The recent adjustments to the reimbursement rates have put pressure on Brookdale’s performance. The company will likely initiate modest price increases, which should somewhat bridge the gap caused by the losses. Nevertheless, the top line will still suffer. It is important to remember that this is the result of a lesser reimbursement cut than the proposed cut that continues to be put off. Consequently, it can be expected that passage of the 27% rate reduction will have a greater effect on the company and its patients.

Amedisys, Inc. (AMED) provides home healthcare nursing solutions in the United States. At the beginning of 2011, the company faced a 5.2% reimbursement cut on its Medicare revenue. This contributed to a full-year 2011 share net decline of $1.68 per share, a 45% decrease over 2010’s showing.

The company is now faced with additional cuts this year, which will probably weigh further on its financials. In response to the reimbursement reductions, Amedisys is working to increase the portion of its revenue that does not rely on Medicare dollars. It has already signed a couple of contracts with large insurers, which should help this cause by bringing in new commercial participants. Further cuts, however, are likely to outweigh these additions and lead to further erosion of the bottom line.

Lincare Holdings (LNCR) has had a similar experience. In 2011, the provider of oxygen and respiratory services to home-based patients saw a 3.1% reduction in its payments, but was able to spare its bottom line through share repurchases.

Unlike the companies already mentioned, however, further cuts may actually help Lincare Holdings expand its reach. The market for patients who require respiratory care is increasing, and is often served by local and national providers. Additional reimbursement reductions will likely put these smaller providers in a difficult position, thereby promoting industry consolidation, which Lincare should be able to take advantage of.

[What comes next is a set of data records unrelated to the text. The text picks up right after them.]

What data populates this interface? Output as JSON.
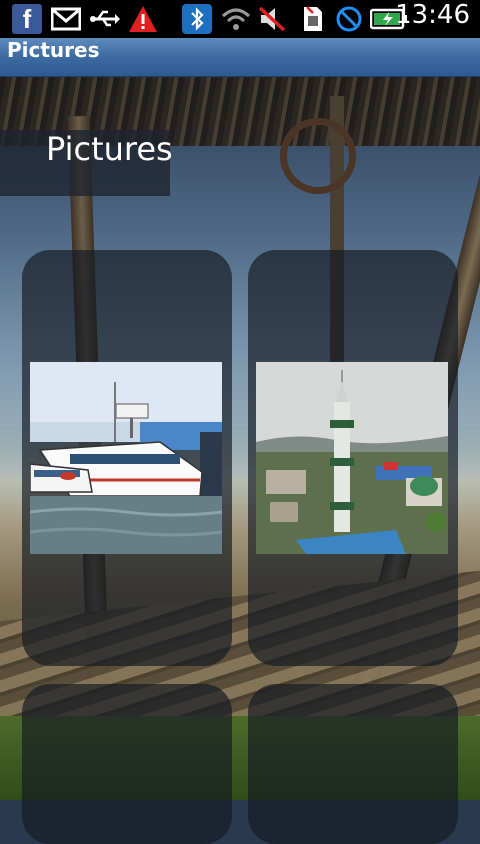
{
  "status_bar": {
    "icons": [
      "facebook-icon",
      "gmail-icon",
      "usb-icon",
      "warning-icon",
      "bluetooth-icon",
      "wifi-icon",
      "mute-icon",
      "sim-icon",
      "no-signal-icon",
      "battery-charging-icon"
    ],
    "time": "13:46"
  },
  "title_bar": {
    "title": "Pictures"
  },
  "header": {
    "title": "Pictures"
  },
  "gallery": {
    "items": [
      {
        "name": "ferry-photo"
      },
      {
        "name": "mosque-photo"
      },
      {
        "name": "empty-tile"
      },
      {
        "name": "empty-tile"
      }
    ]
  }
}
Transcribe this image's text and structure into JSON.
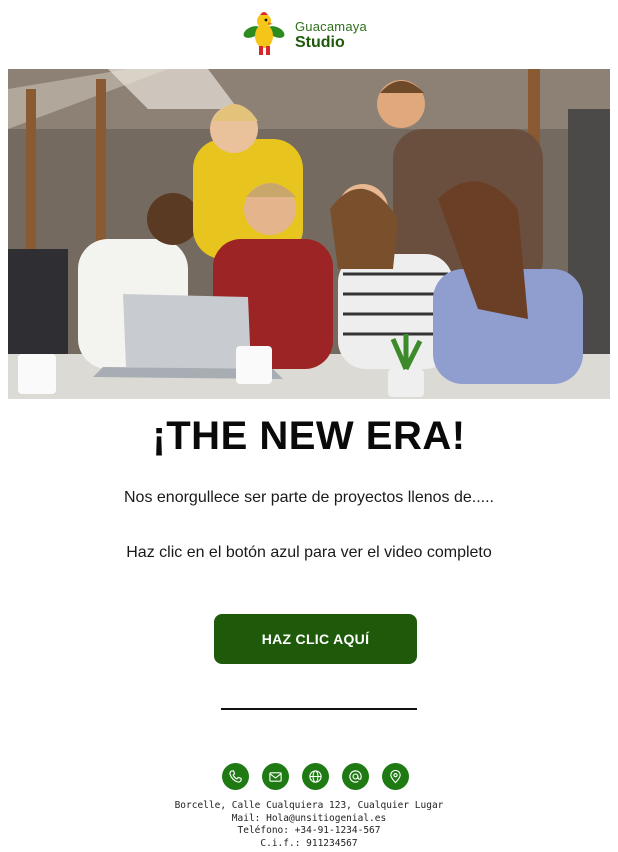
{
  "brand": {
    "name_top": "Guacamaya",
    "name_bottom": "Studio",
    "colors": {
      "primary": "#1f5a0a",
      "icon_green": "#1f7a14"
    }
  },
  "hero": {
    "image": "group-celebrating-at-laptop"
  },
  "headline": "¡THE NEW ERA!",
  "body": {
    "paragraph_1": "Nos enorgullece ser parte de proyectos llenos de.....",
    "paragraph_2": "Haz clic en el botón azul para ver el video completo"
  },
  "cta": {
    "label": "HAZ CLIC AQUÍ"
  },
  "contact_icons": [
    "phone-icon",
    "mail-icon",
    "globe-icon",
    "at-icon",
    "location-pin-icon"
  ],
  "footer": {
    "address": "Borcelle, Calle Cualquiera 123, Cualquier Lugar",
    "mail": "Mail: Hola@unsitiogenial.es",
    "phone": "Teléfono: +34-91-1234-567",
    "cif": "C.i.f.: 911234567"
  }
}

The future of companies within the medical services industry, particularly those who cater to Medicare patients, is plagued with uncertainty. It is true that some of the larger players, such as Lincare Holding, and lab companies Laboratory Corporation of America (LH) and Quest Diagnostics (DGX), may be able to withstand the headwinds that will come from Medicare reimbursement cuts. Many others, however, will likely find themselves burdened by decreasing revenues and marginal pressure, challenges that will probably be difficult to overcome.


At the time of this article’s writing, the author did not have positions in any of the companies mentioned.